3. Turning her transition from Bruce to Caitlyn into a reality show was similarly counter-productive and harmful to her cause, assuming the cause really matters to her. I doubt that it does.  Reality shows equal schlock, emotionalism, manipulation, phoniness—and money. That won’t help the trans population. MINUS.

4. As the first bona fide celebrity to undergo gender reassignment (no, I don’t call Chastity Bono a real celebrity), Jenner could have handled this in a modest, measured manner that made trans people look reasonable, dignified, and rational. Unfortunately, Bruce Jenner was always a fame-addicted narcissist,  so her handling of the process is what you’d expect from one. Too bad. MINUS.

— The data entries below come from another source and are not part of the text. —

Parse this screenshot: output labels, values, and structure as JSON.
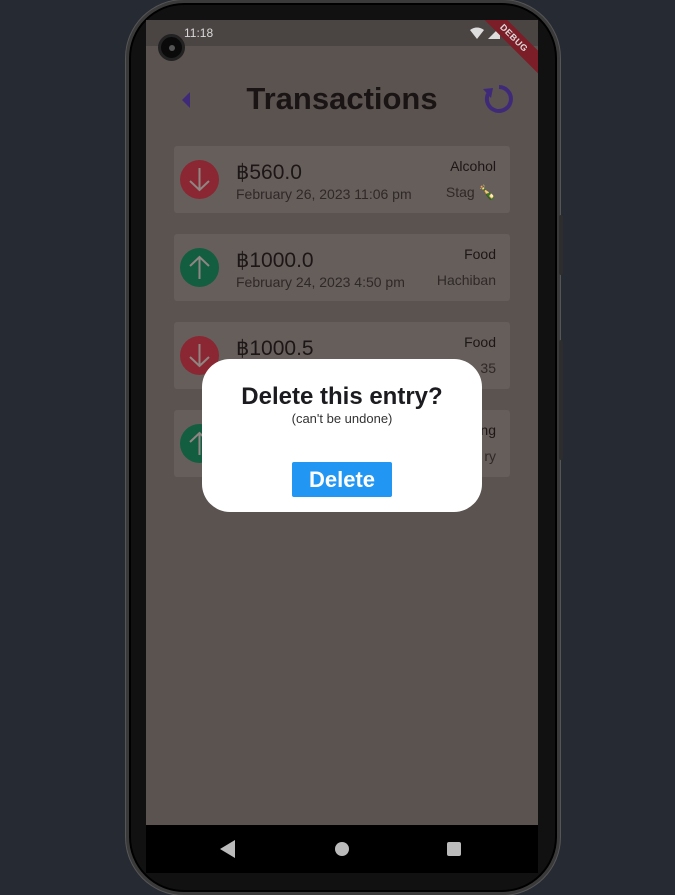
{
  "status": {
    "time": "11:18"
  },
  "debug_label": "DEBUG",
  "header": {
    "title": "Transactions",
    "back_icon": "caret-left-icon",
    "refresh_icon": "refresh-icon",
    "accent": "#5b35b5"
  },
  "transactions": [
    {
      "direction": "down",
      "amount": "฿560.0",
      "date": "February 26, 2023 11:06 pm",
      "category": "Alcohol",
      "note": "Stag 🍾"
    },
    {
      "direction": "up",
      "amount": "฿1000.0",
      "date": "February 24, 2023 4:50 pm",
      "category": "Food",
      "note": "Hachiban"
    },
    {
      "direction": "down",
      "amount": "฿1000.5",
      "date": "",
      "category": "Food",
      "note": "35"
    },
    {
      "direction": "up",
      "amount": "",
      "date": "",
      "category": "ng",
      "note": "ry"
    }
  ],
  "dialog": {
    "title": "Delete this entry?",
    "subtitle": "(can't be undone)",
    "delete_label": "Delete",
    "accent": "#2196f3"
  },
  "colors": {
    "expense": "#d0313f",
    "income": "#1a8a5e"
  }
}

5. Thus we have the over-praised, over exposed, over-hyped, Vanity Fair cover, which is pure sensationalism, an exploitation of a serious issue for magazine sales, and a fraud. (Literally anyone can be dressed, shaved, and made up to look feminine.) Is Jenner interested in legitimizing and de-stigmatizing gender reassignment, or getting hubba-hubbas for a titillating man-to-bimbo transformation? Is Playboy next for Caitlyn? Don’t bet against it. MINUS for Vanity Fair; MINUS for Jenner

6. Is this really the way an ethical father kindly, sensitively and responsibly handles this kind of tectonic life change when he has six children and four step-children, including teenaged daughters? Admittedly, the daughters are crypto-Kardashians, so normal rules of delicacy might not apply. Still… MINUS for Jenner.

7. Republicans, conservatives and Neanderthals who are incapable of comprehending this serious topic should shut up about it.  There is grounds to criticize many aspects of this episode in American culture, but just making snarky comments like Neil Cavuto did on Fox is unproductive, unkind, divisive, and, frankly—I’ve been on Neil’s show, and I hate to say it—makes one look like an ass. If you don’t understand what’s going on, Neil, there’s no law that says you have to cover it. MINUS for Cavuto.

8. I had to shut off TV to get way from the breathless coverage of Jenner’s “coming out” photo. This isn’t respectful or responsible coverage, this is “Look! Bruce Jenner is HOT!!! She has BOOBS!” coverage, juvenile, degrading, and transparently salacious. It shouts “freak,” and that is exactly what Jenner should not want, nor should any LGBT advocate. Of course, the conduct of Vanity Fair and Jenner asked for it. MINUS for the news media.

9. To the extent that Jenner’s act promotes more public discussion and understanding of the issues facing trans individuals, this all may have a beneficial effect that may outweigh the negatives. Right now, there is too much static to tell. PLUS.

I hope.

Chris Matthews and Politically Correct Racism On the Left

“Chris Christie is moon over New Jersey, he should not wear white shirts, I tell you that. I saw him the other day and I was amazed by it, he must be 300 plus, and that’s something he’s just gotta deal with because you’re not going to say, ‘I’m going to cut the budget,’ well, how about starting with supper?”

That was Chris Matthews during an appearance in Washington, D.C., mocking New Jersey Governor Chris Cristie, not for his positions, not for his performance in his job, but because of his looks, specifically his weight. Later in the same session, Matthews criticized Mississippi Governor Hailey Barbour for his waist size. It isn’t only Matthews; media liberals have been using Rush Limbaugh’s weight as a punchline for years. Ted Kennedy, Gerald Nadler, Madeleine Albright and Charlie Rangel, however, were immune: being fat is only a justification for insults if one is conservative and fat. Continue reading

Joe Biden’s Civility Problem Is Our Problem

We all know Vice President Biden’s mouth is only loosely connected to his brain. To some this is charming; to others it is irritating or scary. His tendency in unguarded moments to slip into vernacular hitherto regarded as undignified and inappropriate for high elected officials and unsuitable for family newspapers is part of a national crisis in civility. It is a symptom of it, but when our leaders give in to destructive cultural trends, they reinforce them. Continue reading